From the entries that follow, extract each line holding the string "arrow".

BEGIN Records shown

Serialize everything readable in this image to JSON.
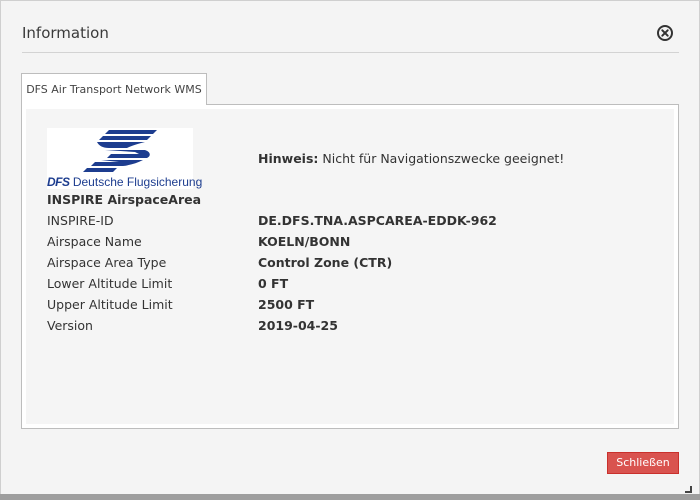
{
  "dialog": {
    "title": "Information",
    "tab_label": "DFS Air Transport Network WMS",
    "close_button_label": "Schließen"
  },
  "logo": {
    "brand_short": "DFS",
    "brand_long": "Deutsche Flugsicherung",
    "color": "#1d3d8f"
  },
  "hint": {
    "label": "Hinweis:",
    "text": "Nicht für Navigationszwecke geeignet!"
  },
  "feature": {
    "section_title": "INSPIRE AirspaceArea",
    "rows": [
      {
        "label": "INSPIRE-ID",
        "value": "DE.DFS.TNA.ASPCAREA-EDDK-962"
      },
      {
        "label": "Airspace Name",
        "value": "KOELN/BONN"
      },
      {
        "label": "Airspace Area Type",
        "value": "Control Zone (CTR)"
      },
      {
        "label": "Lower Altitude Limit",
        "value": "0 FT"
      },
      {
        "label": "Upper Altitude Limit",
        "value": "2500 FT"
      },
      {
        "label": "Version",
        "value": "2019-04-25"
      }
    ]
  },
  "colors": {
    "close_button": "#d9534f",
    "panel_background": "#f5f5f5"
  },
  "icons": {
    "close": "close-circle-icon",
    "resize": "resize-handle-icon"
  }
}
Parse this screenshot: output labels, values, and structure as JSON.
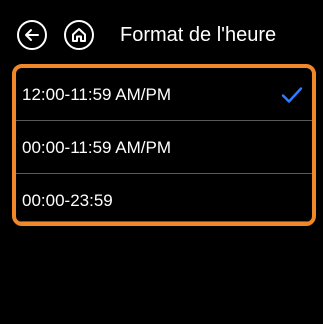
{
  "header": {
    "back_icon": "arrow-left-icon",
    "home_icon": "home-icon",
    "title": "Format de l'heure"
  },
  "options": [
    {
      "label": "12:00-11:59 AM/PM",
      "selected": true
    },
    {
      "label": "00:00-11:59 AM/PM",
      "selected": false
    },
    {
      "label": "00:00-23:59",
      "selected": false
    }
  ],
  "colors": {
    "background": "#000000",
    "highlight_border": "#f0882a",
    "check": "#2f7dff",
    "divider": "#5a5a5a"
  }
}
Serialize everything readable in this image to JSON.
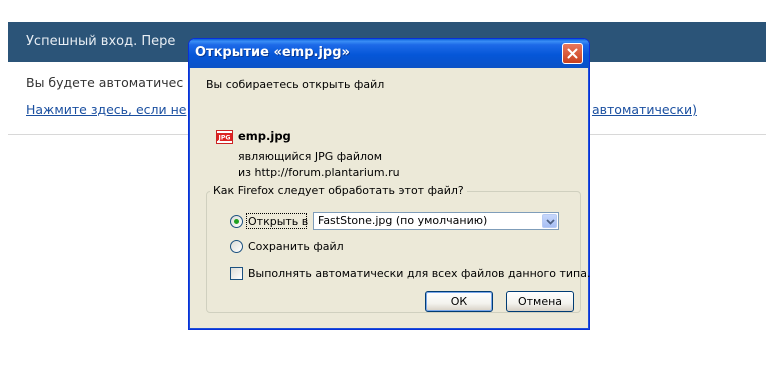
{
  "background_page": {
    "header_text": "Успешный вход. Пере",
    "auto_text": "Вы будете автоматичес",
    "link_text": "Нажмите здесь, если не",
    "link_tail": "автоматически)",
    "colors": {
      "header_bg": "#2b5478",
      "link": "#1a4fa0"
    }
  },
  "dialog": {
    "title": "Открытие «emp.jpg»",
    "intro": "Вы собираетесь открыть файл",
    "file": {
      "icon": "jpg-file-icon",
      "name": "emp.jpg",
      "type_line": "являющийся  JPG файлом",
      "source_line": "из  http://forum.plantarium.ru"
    },
    "group_label": "Как Firefox следует обработать этот файл?",
    "open_with": {
      "label": "Открыть в",
      "selected": true,
      "app": "FastStone.jpg (по умолчанию)"
    },
    "save_file": {
      "label": "Сохранить файл",
      "selected": false
    },
    "auto_checkbox": {
      "label": "Выполнять автоматически для всех файлов данного типа.",
      "checked": false
    },
    "buttons": {
      "ok": "ОК",
      "cancel": "Отмена"
    },
    "colors": {
      "titlebar": "#0556d8",
      "body": "#ece9d8",
      "close": "#c8401e"
    }
  }
}
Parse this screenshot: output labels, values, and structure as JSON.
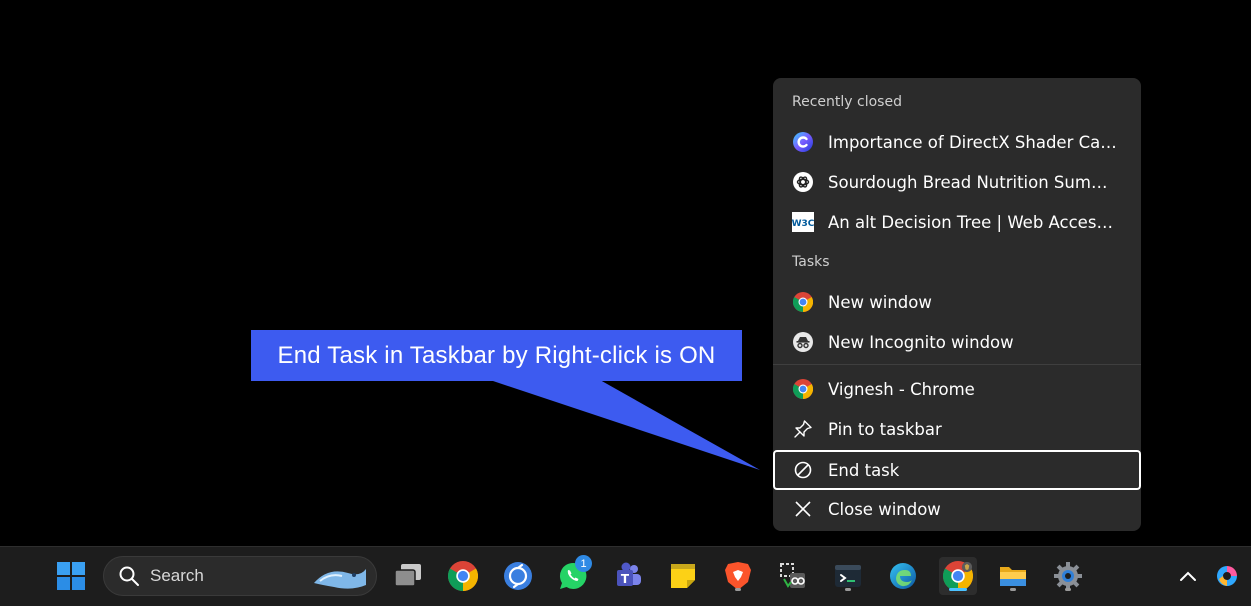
{
  "callout": {
    "text": "End Task in Taskbar by Right-click is ON"
  },
  "jump_list": {
    "recently_closed_header": "Recently closed",
    "recent_items": [
      {
        "label": "Importance of DirectX Shader Cac...",
        "icon": "copilot-icon"
      },
      {
        "label": "Sourdough Bread Nutrition Summ...",
        "icon": "chatgpt-icon"
      },
      {
        "label": "An alt Decision Tree | Web Accessi...",
        "icon": "w3c-icon"
      }
    ],
    "tasks_header": "Tasks",
    "task_items": [
      {
        "label": "New window",
        "icon": "chrome-icon"
      },
      {
        "label": "New Incognito window",
        "icon": "incognito-icon"
      }
    ],
    "app_items": [
      {
        "label": "Vignesh - Chrome",
        "icon": "chrome-profile-icon"
      },
      {
        "label": "Pin to taskbar",
        "icon": "pin-icon"
      },
      {
        "label": "End task",
        "icon": "end-task-icon"
      },
      {
        "label": "Close window",
        "icon": "close-icon"
      }
    ]
  },
  "taskbar": {
    "search_label": "Search",
    "whatsapp_badge": "1",
    "apps": [
      "start-icon",
      "task-view-icon",
      "chrome-icon",
      "sync-icon",
      "whatsapp-icon",
      "teams-icon",
      "sticky-notes-icon",
      "brave-icon",
      "snipping-tool-icon",
      "terminal-icon",
      "edge-icon",
      "chrome-active-icon",
      "file-explorer-icon",
      "settings-icon"
    ],
    "tray": [
      "chevron-up-icon",
      "copilot-tray-icon"
    ]
  },
  "colors": {
    "callout": "#3d5bf0",
    "menu_bg": "#2b2b2b",
    "taskbar_bg": "#1d1d1d",
    "accent": "#4cc2ff"
  }
}
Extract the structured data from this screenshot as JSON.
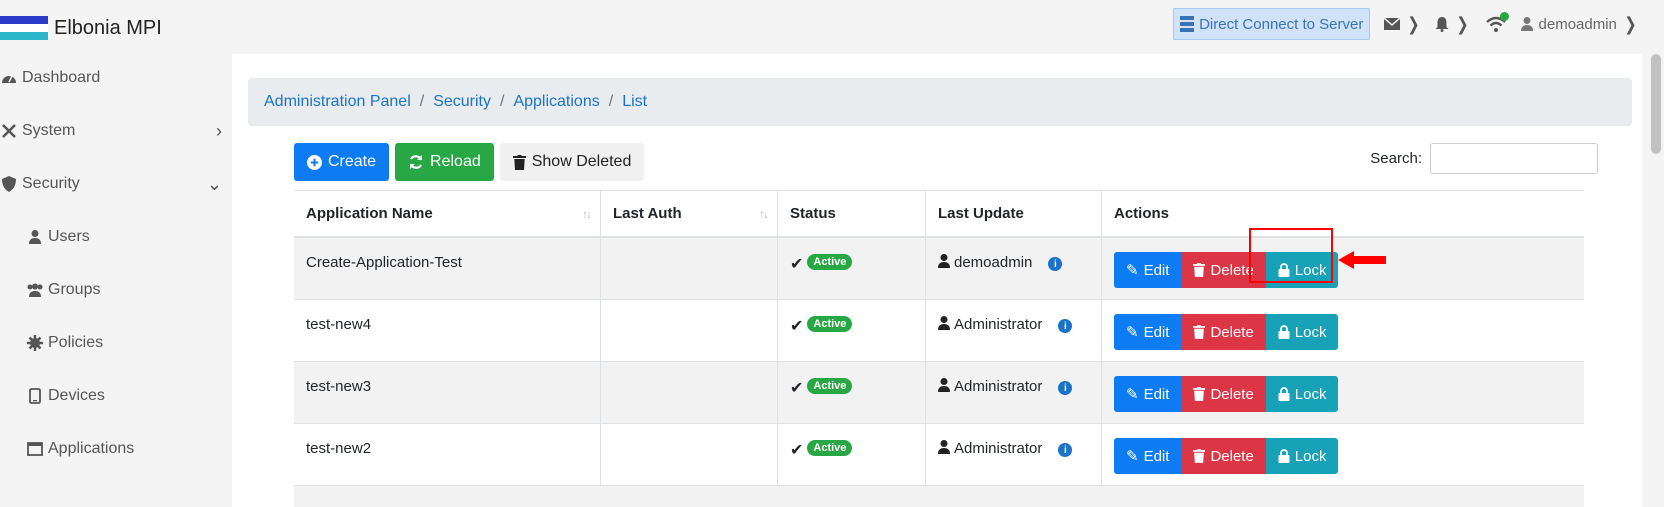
{
  "app": {
    "name": "Elbonia MPI",
    "flag_colors": [
      "#2b39c8",
      "#ffffff",
      "#2bb5c8"
    ]
  },
  "topbar": {
    "direct_connect": "Direct Connect to Server",
    "user": "demoadmin",
    "icons": [
      "server-icon",
      "mail-icon",
      "bell-icon",
      "wifi-icon",
      "user-icon"
    ]
  },
  "sidebar": {
    "items": [
      {
        "label": "Dashboard",
        "icon": "dashboard-icon"
      },
      {
        "label": "System",
        "icon": "tools-icon",
        "arrow": "›"
      },
      {
        "label": "Security",
        "icon": "shield-icon",
        "arrow": "⌄"
      },
      {
        "label": "Users",
        "icon": "user-icon"
      },
      {
        "label": "Groups",
        "icon": "users-icon"
      },
      {
        "label": "Policies",
        "icon": "gear-icon"
      },
      {
        "label": "Devices",
        "icon": "tablet-icon"
      },
      {
        "label": "Applications",
        "icon": "window-icon"
      }
    ]
  },
  "breadcrumb": [
    "Administration Panel",
    "Security",
    "Applications",
    "List"
  ],
  "toolbar": {
    "create": "Create",
    "reload": "Reload",
    "show_deleted": "Show Deleted"
  },
  "search": {
    "label": "Search:",
    "value": ""
  },
  "table": {
    "columns": [
      "Application Name",
      "Last Auth",
      "Status",
      "Last Update",
      "Actions"
    ],
    "rows": [
      {
        "name": "Create-Application-Test",
        "last_auth": "",
        "status": "Active",
        "last_update": "demoadmin"
      },
      {
        "name": "test-new4",
        "last_auth": "",
        "status": "Active",
        "last_update": "Administrator"
      },
      {
        "name": "test-new3",
        "last_auth": "",
        "status": "Active",
        "last_update": "Administrator"
      },
      {
        "name": "test-new2",
        "last_auth": "",
        "status": "Active",
        "last_update": "Administrator"
      }
    ],
    "actions": {
      "edit": "Edit",
      "delete": "Delete",
      "lock": "Lock"
    }
  },
  "colors": {
    "primary": "#0d7cf2",
    "success": "#28a745",
    "danger": "#dc3545",
    "info": "#17a2b8",
    "highlight": "#ff0000"
  }
}
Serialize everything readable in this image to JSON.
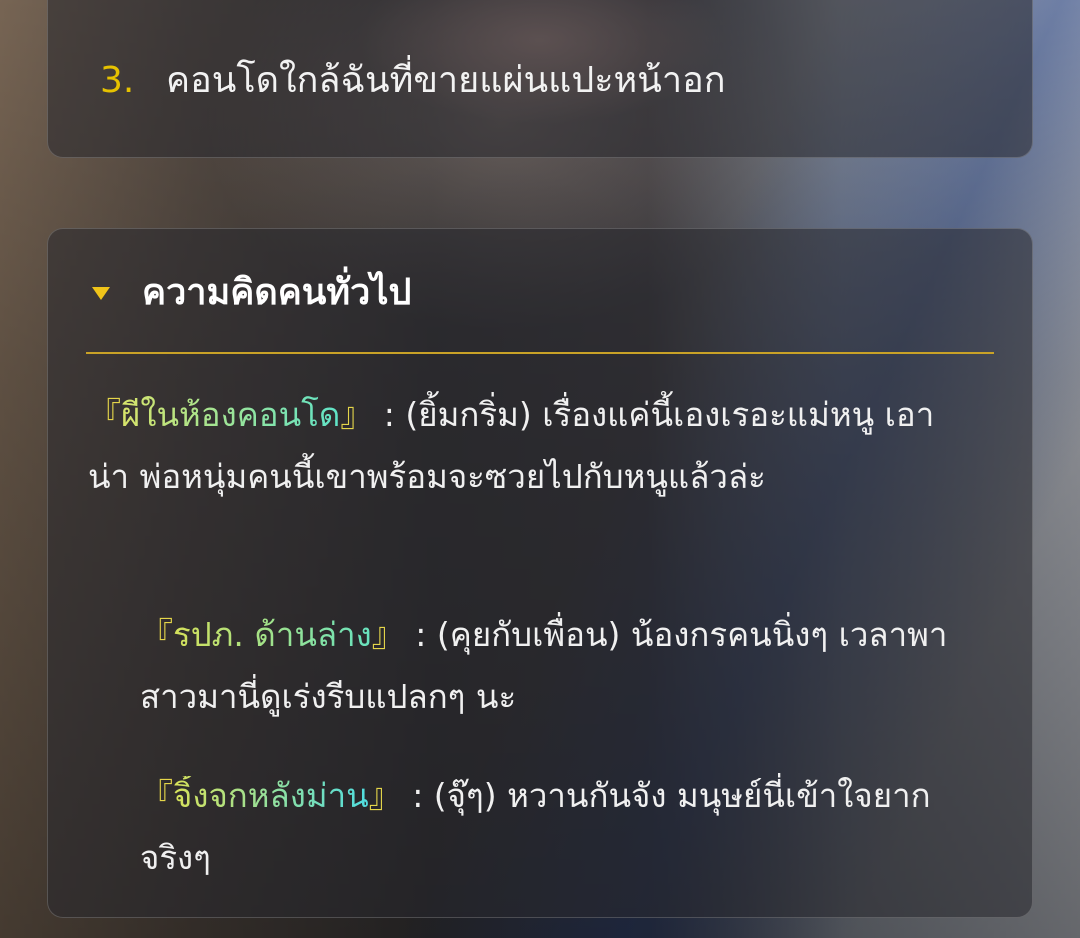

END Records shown

*Expected output*.
    "back_icon": "arrow-left-icon",
        "arrow": "›"
        "arrow": "⌄"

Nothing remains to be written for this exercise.